## ACTIVITY
The whole of the data is to be duplicated precisely.

Stored records:
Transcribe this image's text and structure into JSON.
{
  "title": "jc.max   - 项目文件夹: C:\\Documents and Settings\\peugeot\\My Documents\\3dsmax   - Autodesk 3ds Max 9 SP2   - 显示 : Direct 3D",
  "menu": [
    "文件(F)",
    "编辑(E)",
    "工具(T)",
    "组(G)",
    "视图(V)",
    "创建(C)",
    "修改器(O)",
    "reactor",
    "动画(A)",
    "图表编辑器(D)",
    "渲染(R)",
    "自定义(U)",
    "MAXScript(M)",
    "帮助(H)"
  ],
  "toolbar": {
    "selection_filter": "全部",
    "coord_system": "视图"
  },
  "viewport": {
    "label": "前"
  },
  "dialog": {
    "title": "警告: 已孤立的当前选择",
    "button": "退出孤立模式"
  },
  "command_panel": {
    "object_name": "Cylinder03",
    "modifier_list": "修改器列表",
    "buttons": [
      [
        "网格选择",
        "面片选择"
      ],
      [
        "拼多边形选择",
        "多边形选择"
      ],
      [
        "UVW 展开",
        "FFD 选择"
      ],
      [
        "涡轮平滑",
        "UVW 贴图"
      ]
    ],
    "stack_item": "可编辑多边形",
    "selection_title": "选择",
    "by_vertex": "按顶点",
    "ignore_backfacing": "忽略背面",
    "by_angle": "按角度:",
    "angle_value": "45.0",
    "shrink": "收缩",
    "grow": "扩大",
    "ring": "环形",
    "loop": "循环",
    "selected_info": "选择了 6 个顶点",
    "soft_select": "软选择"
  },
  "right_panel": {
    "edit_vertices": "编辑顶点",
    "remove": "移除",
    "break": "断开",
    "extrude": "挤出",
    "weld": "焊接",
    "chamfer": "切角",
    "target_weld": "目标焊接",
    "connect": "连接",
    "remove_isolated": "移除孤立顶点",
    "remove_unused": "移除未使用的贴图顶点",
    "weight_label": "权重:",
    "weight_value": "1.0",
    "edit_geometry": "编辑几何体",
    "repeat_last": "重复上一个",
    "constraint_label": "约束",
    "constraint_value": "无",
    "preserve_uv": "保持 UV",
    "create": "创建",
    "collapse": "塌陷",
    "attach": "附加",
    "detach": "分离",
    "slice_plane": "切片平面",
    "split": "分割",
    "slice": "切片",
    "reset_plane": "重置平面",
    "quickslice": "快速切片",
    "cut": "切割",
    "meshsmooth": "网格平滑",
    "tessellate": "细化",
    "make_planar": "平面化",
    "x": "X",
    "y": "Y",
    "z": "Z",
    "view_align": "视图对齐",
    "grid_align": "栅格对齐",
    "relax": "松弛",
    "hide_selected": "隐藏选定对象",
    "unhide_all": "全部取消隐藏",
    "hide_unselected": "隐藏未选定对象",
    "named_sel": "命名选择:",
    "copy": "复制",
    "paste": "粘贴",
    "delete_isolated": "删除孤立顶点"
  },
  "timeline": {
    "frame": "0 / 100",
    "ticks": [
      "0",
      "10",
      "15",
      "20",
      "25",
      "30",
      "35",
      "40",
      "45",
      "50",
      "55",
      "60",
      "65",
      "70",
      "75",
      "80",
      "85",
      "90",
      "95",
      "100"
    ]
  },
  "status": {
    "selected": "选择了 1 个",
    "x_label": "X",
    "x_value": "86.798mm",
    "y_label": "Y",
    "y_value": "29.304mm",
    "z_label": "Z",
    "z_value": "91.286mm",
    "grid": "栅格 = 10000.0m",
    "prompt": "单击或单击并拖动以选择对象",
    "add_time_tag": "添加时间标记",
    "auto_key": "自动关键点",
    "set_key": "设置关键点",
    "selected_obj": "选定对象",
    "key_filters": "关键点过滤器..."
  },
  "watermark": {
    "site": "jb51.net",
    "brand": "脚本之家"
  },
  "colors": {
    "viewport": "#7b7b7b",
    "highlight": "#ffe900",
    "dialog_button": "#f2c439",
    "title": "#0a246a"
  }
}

## ANSWER TO THE EXERCISE
Transcribe this image's text and structure into JSON.
{
  "title": "jc.max   - 项目文件夹: C:\\Documents and Settings\\peugeot\\My Documents\\3dsmax   - Autodesk 3ds Max 9 SP2   - 显示 : Direct 3D",
  "menu": [
    "文件(F)",
    "编辑(E)",
    "工具(T)",
    "组(G)",
    "视图(V)",
    "创建(C)",
    "修改器(O)",
    "reactor",
    "动画(A)",
    "图表编辑器(D)",
    "渲染(R)",
    "自定义(U)",
    "MAXScript(M)",
    "帮助(H)"
  ],
  "toolbar": {
    "selection_filter": "全部",
    "coord_system": "视图"
  },
  "viewport": {
    "label": "前"
  },
  "dialog": {
    "title": "警告: 已孤立的当前选择",
    "button": "退出孤立模式"
  },
  "command_panel": {
    "object_name": "Cylinder03",
    "modifier_list": "修改器列表",
    "buttons": [
      [
        "网格选择",
        "面片选择"
      ],
      [
        "拼多边形选择",
        "多边形选择"
      ],
      [
        "UVW 展开",
        "FFD 选择"
      ],
      [
        "涡轮平滑",
        "UVW 贴图"
      ]
    ],
    "stack_item": "可编辑多边形",
    "selection_title": "选择",
    "by_vertex": "按顶点",
    "ignore_backfacing": "忽略背面",
    "by_angle": "按角度:",
    "angle_value": "45.0",
    "shrink": "收缩",
    "grow": "扩大",
    "ring": "环形",
    "loop": "循环",
    "selected_info": "选择了 6 个顶点",
    "soft_select": "软选择"
  },
  "right_panel": {
    "edit_vertices": "编辑顶点",
    "remove": "移除",
    "break": "断开",
    "extrude": "挤出",
    "weld": "焊接",
    "chamfer": "切角",
    "target_weld": "目标焊接",
    "connect": "连接",
    "remove_isolated": "移除孤立顶点",
    "remove_unused": "移除未使用的贴图顶点",
    "weight_label": "权重:",
    "weight_value": "1.0",
    "edit_geometry": "编辑几何体",
    "repeat_last": "重复上一个",
    "constraint_label": "约束",
    "constraint_value": "无",
    "preserve_uv": "保持 UV",
    "create": "创建",
    "collapse": "塌陷",
    "attach": "附加",
    "detach": "分离",
    "slice_plane": "切片平面",
    "split": "分割",
    "slice": "切片",
    "reset_plane": "重置平面",
    "quickslice": "快速切片",
    "cut": "切割",
    "meshsmooth": "网格平滑",
    "tessellate": "细化",
    "make_planar": "平面化",
    "x": "X",
    "y": "Y",
    "z": "Z",
    "view_align": "视图对齐",
    "grid_align": "栅格对齐",
    "relax": "松弛",
    "hide_selected": "隐藏选定对象",
    "unhide_all": "全部取消隐藏",
    "hide_unselected": "隐藏未选定对象",
    "named_sel": "命名选择:",
    "copy": "复制",
    "paste": "粘贴",
    "delete_isolated": "删除孤立顶点"
  },
  "timeline": {
    "frame": "0 / 100",
    "ticks": [
      "0",
      "10",
      "15",
      "20",
      "25",
      "30",
      "35",
      "40",
      "45",
      "50",
      "55",
      "60",
      "65",
      "70",
      "75",
      "80",
      "85",
      "90",
      "95",
      "100"
    ]
  },
  "status": {
    "selected": "选择了 1 个",
    "x_label": "X",
    "x_value": "86.798mm",
    "y_label": "Y",
    "y_value": "29.304mm",
    "z_label": "Z",
    "z_value": "91.286mm",
    "grid": "栅格 = 10000.0m",
    "prompt": "单击或单击并拖动以选择对象",
    "add_time_tag": "添加时间标记",
    "auto_key": "自动关键点",
    "set_key": "设置关键点",
    "selected_obj": "选定对象",
    "key_filters": "关键点过滤器..."
  },
  "watermark": {
    "site": "jb51.net",
    "brand": "脚本之家"
  },
  "colors": {
    "viewport": "#7b7b7b",
    "highlight": "#ffe900",
    "dialog_button": "#f2c439",
    "title": "#0a246a"
  }
}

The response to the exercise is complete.